▶ **Data section**:
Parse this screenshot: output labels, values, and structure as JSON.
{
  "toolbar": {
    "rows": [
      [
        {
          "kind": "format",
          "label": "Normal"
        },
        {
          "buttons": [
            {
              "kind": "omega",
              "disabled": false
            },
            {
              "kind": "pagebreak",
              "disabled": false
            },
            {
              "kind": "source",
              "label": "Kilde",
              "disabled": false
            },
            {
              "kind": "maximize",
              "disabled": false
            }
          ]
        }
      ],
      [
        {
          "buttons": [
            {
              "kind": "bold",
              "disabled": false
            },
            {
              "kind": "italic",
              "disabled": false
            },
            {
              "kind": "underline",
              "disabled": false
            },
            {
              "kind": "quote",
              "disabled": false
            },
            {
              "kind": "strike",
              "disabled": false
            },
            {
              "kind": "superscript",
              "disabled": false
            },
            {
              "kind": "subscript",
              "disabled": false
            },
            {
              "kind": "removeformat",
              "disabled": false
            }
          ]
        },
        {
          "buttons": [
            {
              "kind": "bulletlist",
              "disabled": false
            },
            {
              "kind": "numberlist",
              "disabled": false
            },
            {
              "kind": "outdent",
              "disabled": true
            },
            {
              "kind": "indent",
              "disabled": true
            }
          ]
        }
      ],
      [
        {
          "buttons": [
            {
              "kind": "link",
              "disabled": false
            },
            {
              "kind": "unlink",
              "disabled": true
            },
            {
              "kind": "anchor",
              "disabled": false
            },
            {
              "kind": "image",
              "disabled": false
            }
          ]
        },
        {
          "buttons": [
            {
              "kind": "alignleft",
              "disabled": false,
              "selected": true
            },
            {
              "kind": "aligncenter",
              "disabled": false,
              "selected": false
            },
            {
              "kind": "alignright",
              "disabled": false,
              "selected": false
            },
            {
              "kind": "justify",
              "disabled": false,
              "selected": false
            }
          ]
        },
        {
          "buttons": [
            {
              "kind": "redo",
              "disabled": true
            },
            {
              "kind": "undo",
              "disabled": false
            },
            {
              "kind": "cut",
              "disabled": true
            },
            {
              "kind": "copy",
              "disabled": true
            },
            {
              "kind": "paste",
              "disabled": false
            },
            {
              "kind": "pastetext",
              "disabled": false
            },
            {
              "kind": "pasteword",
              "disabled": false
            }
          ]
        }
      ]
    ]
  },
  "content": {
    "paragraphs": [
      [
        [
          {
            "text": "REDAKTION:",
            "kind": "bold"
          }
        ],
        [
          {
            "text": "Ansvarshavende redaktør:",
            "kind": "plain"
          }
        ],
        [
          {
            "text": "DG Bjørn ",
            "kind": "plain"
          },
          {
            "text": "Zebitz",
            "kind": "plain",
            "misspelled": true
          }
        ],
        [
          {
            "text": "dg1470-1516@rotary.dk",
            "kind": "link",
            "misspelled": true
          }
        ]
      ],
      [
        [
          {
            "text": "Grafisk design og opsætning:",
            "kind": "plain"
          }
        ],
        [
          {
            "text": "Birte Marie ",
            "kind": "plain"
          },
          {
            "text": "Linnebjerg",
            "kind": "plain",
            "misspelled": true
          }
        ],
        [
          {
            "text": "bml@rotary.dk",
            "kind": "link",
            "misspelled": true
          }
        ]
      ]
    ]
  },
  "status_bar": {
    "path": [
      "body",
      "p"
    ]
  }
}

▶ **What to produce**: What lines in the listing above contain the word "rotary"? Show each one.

▶ **Result of the exercise**:
            "text": "dg1470-1516@rotary.dk",
            "text": "bml@rotary.dk",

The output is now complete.